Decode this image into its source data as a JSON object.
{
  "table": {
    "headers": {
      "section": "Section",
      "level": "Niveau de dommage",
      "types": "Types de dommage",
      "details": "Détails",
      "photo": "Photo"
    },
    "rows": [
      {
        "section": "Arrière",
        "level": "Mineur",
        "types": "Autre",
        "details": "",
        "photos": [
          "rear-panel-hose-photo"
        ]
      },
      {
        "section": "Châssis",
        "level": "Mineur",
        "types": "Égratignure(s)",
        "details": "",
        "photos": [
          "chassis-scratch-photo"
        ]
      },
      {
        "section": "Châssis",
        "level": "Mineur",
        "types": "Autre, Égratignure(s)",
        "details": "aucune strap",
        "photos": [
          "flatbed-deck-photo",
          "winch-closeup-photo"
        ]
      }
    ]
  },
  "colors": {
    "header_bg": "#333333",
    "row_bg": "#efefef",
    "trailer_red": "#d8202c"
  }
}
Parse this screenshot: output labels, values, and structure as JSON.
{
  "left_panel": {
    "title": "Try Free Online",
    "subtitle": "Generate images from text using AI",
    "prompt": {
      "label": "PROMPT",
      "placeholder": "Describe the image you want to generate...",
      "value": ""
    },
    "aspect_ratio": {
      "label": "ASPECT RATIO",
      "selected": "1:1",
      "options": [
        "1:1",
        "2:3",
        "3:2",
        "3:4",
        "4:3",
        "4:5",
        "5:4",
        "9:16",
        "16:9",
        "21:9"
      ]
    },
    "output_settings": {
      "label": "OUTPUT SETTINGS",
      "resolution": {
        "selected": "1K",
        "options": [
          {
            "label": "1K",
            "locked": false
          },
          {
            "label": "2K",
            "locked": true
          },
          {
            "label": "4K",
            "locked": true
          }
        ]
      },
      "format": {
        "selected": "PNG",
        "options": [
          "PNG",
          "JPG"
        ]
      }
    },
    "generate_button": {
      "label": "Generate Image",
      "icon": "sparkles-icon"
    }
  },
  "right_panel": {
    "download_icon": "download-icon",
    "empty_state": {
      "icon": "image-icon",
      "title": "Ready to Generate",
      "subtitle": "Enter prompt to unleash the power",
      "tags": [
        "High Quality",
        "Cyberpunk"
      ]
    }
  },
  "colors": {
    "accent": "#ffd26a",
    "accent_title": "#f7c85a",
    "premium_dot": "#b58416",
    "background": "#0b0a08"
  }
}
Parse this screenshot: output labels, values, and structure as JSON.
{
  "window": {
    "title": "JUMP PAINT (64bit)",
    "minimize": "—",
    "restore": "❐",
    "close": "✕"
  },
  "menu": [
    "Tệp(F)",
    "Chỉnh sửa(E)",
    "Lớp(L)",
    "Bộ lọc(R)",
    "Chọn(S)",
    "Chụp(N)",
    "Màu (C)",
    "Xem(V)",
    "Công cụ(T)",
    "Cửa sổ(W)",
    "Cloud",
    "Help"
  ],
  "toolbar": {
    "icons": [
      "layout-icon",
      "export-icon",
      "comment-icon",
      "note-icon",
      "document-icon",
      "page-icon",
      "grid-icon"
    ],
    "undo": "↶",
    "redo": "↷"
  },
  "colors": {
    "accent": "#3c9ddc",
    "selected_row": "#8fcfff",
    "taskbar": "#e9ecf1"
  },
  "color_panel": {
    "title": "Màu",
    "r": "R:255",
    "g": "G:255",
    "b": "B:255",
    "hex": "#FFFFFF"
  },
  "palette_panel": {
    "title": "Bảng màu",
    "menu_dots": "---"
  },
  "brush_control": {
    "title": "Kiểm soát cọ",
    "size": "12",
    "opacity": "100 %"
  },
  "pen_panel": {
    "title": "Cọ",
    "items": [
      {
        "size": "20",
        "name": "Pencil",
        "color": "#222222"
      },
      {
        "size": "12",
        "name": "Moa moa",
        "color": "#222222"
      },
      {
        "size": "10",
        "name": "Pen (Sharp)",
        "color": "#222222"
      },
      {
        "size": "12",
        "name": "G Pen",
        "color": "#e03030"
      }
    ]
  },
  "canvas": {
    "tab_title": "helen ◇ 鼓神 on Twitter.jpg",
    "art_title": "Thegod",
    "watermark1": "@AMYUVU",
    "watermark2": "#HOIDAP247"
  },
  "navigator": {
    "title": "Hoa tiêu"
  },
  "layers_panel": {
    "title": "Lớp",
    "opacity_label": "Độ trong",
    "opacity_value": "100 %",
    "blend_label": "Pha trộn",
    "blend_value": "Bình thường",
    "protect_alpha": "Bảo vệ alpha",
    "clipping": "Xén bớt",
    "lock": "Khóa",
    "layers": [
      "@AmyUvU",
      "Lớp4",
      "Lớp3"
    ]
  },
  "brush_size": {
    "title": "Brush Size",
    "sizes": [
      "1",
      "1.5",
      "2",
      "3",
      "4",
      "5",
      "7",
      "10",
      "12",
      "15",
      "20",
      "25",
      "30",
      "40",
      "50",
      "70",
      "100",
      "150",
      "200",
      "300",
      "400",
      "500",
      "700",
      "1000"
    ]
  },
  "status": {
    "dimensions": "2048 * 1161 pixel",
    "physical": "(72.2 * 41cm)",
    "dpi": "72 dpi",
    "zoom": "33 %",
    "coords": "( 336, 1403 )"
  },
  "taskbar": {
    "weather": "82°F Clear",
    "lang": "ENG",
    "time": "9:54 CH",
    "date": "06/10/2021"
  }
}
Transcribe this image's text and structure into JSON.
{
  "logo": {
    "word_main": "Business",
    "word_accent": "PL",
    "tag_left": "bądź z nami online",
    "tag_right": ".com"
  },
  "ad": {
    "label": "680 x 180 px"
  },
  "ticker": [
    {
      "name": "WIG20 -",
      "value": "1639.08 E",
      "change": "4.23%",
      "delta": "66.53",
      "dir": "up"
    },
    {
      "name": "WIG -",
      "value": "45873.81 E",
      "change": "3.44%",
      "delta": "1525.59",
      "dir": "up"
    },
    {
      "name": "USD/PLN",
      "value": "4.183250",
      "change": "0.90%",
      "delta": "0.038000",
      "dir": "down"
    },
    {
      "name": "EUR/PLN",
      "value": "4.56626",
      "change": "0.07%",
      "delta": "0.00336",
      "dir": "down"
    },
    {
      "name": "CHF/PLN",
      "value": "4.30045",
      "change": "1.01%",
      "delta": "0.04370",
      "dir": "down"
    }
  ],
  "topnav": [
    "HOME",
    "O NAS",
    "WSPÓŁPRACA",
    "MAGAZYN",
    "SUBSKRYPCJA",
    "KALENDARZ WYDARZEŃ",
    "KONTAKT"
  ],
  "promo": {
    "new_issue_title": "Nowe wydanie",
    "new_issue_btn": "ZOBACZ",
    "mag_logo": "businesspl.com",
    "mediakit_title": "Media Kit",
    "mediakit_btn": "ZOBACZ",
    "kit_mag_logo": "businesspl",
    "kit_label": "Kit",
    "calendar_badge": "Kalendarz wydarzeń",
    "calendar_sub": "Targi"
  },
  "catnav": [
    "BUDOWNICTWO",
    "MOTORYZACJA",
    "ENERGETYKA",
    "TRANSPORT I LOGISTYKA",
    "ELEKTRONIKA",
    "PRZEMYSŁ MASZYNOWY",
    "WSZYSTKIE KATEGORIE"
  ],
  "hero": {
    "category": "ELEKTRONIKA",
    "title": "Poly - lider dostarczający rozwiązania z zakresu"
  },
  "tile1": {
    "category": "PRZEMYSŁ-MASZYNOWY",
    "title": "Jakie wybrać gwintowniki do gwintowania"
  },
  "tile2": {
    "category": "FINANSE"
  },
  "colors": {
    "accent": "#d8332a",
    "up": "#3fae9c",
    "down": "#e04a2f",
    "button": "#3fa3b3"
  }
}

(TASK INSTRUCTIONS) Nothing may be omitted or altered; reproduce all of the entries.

(REPLY)
Decode this image into its source data as a JSON object.
{
  "table": {
    "headers": {
      "section": "Section",
      "level": "Niveau de dommage",
      "types": "Types de dommage",
      "details": "Détails",
      "photo": "Photo"
    },
    "rows": [
      {
        "section": "Arrière",
        "level": "Mineur",
        "types": "Autre",
        "details": "",
        "photos": [
          "rear-panel-hose-photo"
        ]
      },
      {
        "section": "Châssis",
        "level": "Mineur",
        "types": "Égratignure(s)",
        "details": "",
        "photos": [
          "chassis-scratch-photo"
        ]
      },
      {
        "section": "Châssis",
        "level": "Mineur",
        "types": "Autre, Égratignure(s)",
        "details": "aucune strap",
        "photos": [
          "flatbed-deck-photo",
          "winch-closeup-photo"
        ]
      }
    ]
  },
  "colors": {
    "header_bg": "#333333",
    "row_bg": "#efefef",
    "trailer_red": "#d8202c"
  }
}
Parse this screenshot: output labels, values, and structure as JSON.
{
  "left_panel": {
    "title": "Try Free Online",
    "subtitle": "Generate images from text using AI",
    "prompt": {
      "label": "PROMPT",
      "placeholder": "Describe the image you want to generate...",
      "value": ""
    },
    "aspect_ratio": {
      "label": "ASPECT RATIO",
      "selected": "1:1",
      "options": [
        "1:1",
        "2:3",
        "3:2",
        "3:4",
        "4:3",
        "4:5",
        "5:4",
        "9:16",
        "16:9",
        "21:9"
      ]
    },
    "output_settings": {
      "label": "OUTPUT SETTINGS",
      "resolution": {
        "selected": "1K",
        "options": [
          {
            "label": "1K",
            "locked": false
          },
          {
            "label": "2K",
            "locked": true
          },
          {
            "label": "4K",
            "locked": true
          }
        ]
      },
      "format": {
        "selected": "PNG",
        "options": [
          "PNG",
          "JPG"
        ]
      }
    },
    "generate_button": {
      "label": "Generate Image",
      "icon": "sparkles-icon"
    }
  },
  "right_panel": {
    "download_icon": "download-icon",
    "empty_state": {
      "icon": "image-icon",
      "title": "Ready to Generate",
      "subtitle": "Enter prompt to unleash the power",
      "tags": [
        "High Quality",
        "Cyberpunk"
      ]
    }
  },
  "colors": {
    "accent": "#ffd26a",
    "accent_title": "#f7c85a",
    "premium_dot": "#b58416",
    "background": "#0b0a08"
  }
}
Parse this screenshot: output labels, values, and structure as JSON.
{
  "window": {
    "title": "JUMP PAINT (64bit)",
    "minimize": "—",
    "restore": "❐",
    "close": "✕"
  },
  "menu": [
    "Tệp(F)",
    "Chỉnh sửa(E)",
    "Lớp(L)",
    "Bộ lọc(R)",
    "Chọn(S)",
    "Chụp(N)",
    "Màu (C)",
    "Xem(V)",
    "Công cụ(T)",
    "Cửa sổ(W)",
    "Cloud",
    "Help"
  ],
  "toolbar": {
    "icons": [
      "layout-icon",
      "export-icon",
      "comment-icon",
      "note-icon",
      "document-icon",
      "page-icon",
      "grid-icon"
    ],
    "undo": "↶",
    "redo": "↷"
  },
  "colors": {
    "accent": "#3c9ddc",
    "selected_row": "#8fcfff",
    "taskbar": "#e9ecf1"
  },
  "color_panel": {
    "title": "Màu",
    "r": "R:255",
    "g": "G:255",
    "b": "B:255",
    "hex": "#FFFFFF"
  },
  "palette_panel": {
    "title": "Bảng màu",
    "menu_dots": "---"
  },
  "brush_control": {
    "title": "Kiểm soát cọ",
    "size": "12",
    "opacity": "100 %"
  },
  "pen_panel": {
    "title": "Cọ",
    "items": [
      {
        "size": "20",
        "name": "Pencil",
        "color": "#222222"
      },
      {
        "size": "12",
        "name": "Moa moa",
        "color": "#222222"
      },
      {
        "size": "10",
        "name": "Pen (Sharp)",
        "color": "#222222"
      },
      {
        "size": "12",
        "name": "G Pen",
        "color": "#e03030"
      }
    ]
  },
  "canvas": {
    "tab_title": "helen ◇ 鼓神 on Twitter.jpg",
    "art_title": "Thegod",
    "watermark1": "@AMYUVU",
    "watermark2": "#HOIDAP247"
  },
  "navigator": {
    "title": "Hoa tiêu"
  },
  "layers_panel": {
    "title": "Lớp",
    "opacity_label": "Độ trong",
    "opacity_value": "100 %",
    "blend_label": "Pha trộn",
    "blend_value": "Bình thường",
    "protect_alpha": "Bảo vệ alpha",
    "clipping": "Xén bớt",
    "lock": "Khóa",
    "layers": [
      "@AmyUvU",
      "Lớp4",
      "Lớp3"
    ]
  },
  "brush_size": {
    "title": "Brush Size",
    "sizes": [
      "1",
      "1.5",
      "2",
      "3",
      "4",
      "5",
      "7",
      "10",
      "12",
      "15",
      "20",
      "25",
      "30",
      "40",
      "50",
      "70",
      "100",
      "150",
      "200",
      "300",
      "400",
      "500",
      "700",
      "1000"
    ]
  },
  "status": {
    "dimensions": "2048 * 1161 pixel",
    "physical": "(72.2 * 41cm)",
    "dpi": "72 dpi",
    "zoom": "33 %",
    "coords": "( 336, 1403 )"
  },
  "taskbar": {
    "weather": "82°F Clear",
    "lang": "ENG",
    "time": "9:54 CH",
    "date": "06/10/2021"
  }
}
Transcribe this image's text and structure into JSON.
{
  "logo": {
    "word_main": "Business",
    "word_accent": "PL",
    "tag_left": "bądź z nami online",
    "tag_right": ".com"
  },
  "ad": {
    "label": "680 x 180 px"
  },
  "ticker": [
    {
      "name": "WIG20 -",
      "value": "1639.08 E",
      "change": "4.23%",
      "delta": "66.53",
      "dir": "up"
    },
    {
      "name": "WIG -",
      "value": "45873.81 E",
      "change": "3.44%",
      "delta": "1525.59",
      "dir": "up"
    },
    {
      "name": "USD/PLN",
      "value": "4.183250",
      "change": "0.90%",
      "delta": "0.038000",
      "dir": "down"
    },
    {
      "name": "EUR/PLN",
      "value": "4.56626",
      "change": "0.07%",
      "delta": "0.00336",
      "dir": "down"
    },
    {
      "name": "CHF/PLN",
      "value": "4.30045",
      "change": "1.01%",
      "delta": "0.04370",
      "dir": "down"
    }
  ],
  "topnav": [
    "HOME",
    "O NAS",
    "WSPÓŁPRACA",
    "MAGAZYN",
    "SUBSKRYPCJA",
    "KALENDARZ WYDARZEŃ",
    "KONTAKT"
  ],
  "promo": {
    "new_issue_title": "Nowe wydanie",
    "new_issue_btn": "ZOBACZ",
    "mag_logo": "businesspl.com",
    "mediakit_title": "Media Kit",
    "mediakit_btn": "ZOBACZ",
    "kit_mag_logo": "businesspl",
    "kit_label": "Kit",
    "calendar_badge": "Kalendarz wydarzeń",
    "calendar_sub": "Targi"
  },
  "catnav": [
    "BUDOWNICTWO",
    "MOTORYZACJA",
    "ENERGETYKA",
    "TRANSPORT I LOGISTYKA",
    "ELEKTRONIKA",
    "PRZEMYSŁ MASZYNOWY",
    "WSZYSTKIE KATEGORIE"
  ],
  "hero": {
    "category": "ELEKTRONIKA",
    "title": "Poly - lider dostarczający rozwiązania z zakresu"
  },
  "tile1": {
    "category": "PRZEMYSŁ-MASZYNOWY",
    "title": "Jakie wybrać gwintowniki do gwintowania"
  },
  "tile2": {
    "category": "FINANSE"
  },
  "colors": {
    "accent": "#d8332a",
    "up": "#3fae9c",
    "down": "#e04a2f",
    "button": "#3fa3b3"
  }
}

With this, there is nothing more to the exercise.